Excerpts from a dataset:
=== Begin Enclosure ===

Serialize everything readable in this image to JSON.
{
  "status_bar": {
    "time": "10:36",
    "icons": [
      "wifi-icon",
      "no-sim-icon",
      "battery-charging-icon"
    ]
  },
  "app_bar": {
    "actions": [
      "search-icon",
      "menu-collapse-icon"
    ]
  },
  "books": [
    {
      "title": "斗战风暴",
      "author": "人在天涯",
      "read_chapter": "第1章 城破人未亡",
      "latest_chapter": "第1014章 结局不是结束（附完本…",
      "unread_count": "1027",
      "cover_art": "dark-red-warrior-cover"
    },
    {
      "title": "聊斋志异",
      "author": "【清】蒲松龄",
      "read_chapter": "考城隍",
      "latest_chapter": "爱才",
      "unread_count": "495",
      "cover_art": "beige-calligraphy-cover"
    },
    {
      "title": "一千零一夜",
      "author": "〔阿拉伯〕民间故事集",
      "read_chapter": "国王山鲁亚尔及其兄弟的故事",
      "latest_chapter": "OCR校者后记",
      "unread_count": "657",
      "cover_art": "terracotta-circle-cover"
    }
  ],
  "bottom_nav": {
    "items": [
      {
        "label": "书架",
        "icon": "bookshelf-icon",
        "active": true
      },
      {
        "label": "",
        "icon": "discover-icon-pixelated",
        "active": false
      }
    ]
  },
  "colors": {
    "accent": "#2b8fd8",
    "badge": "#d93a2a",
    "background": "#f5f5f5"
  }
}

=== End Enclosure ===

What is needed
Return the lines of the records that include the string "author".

Solution
      "author": "人在天涯",
      "author": "【清】蒲松龄",
      "author": "〔阿拉伯〕民间故事集",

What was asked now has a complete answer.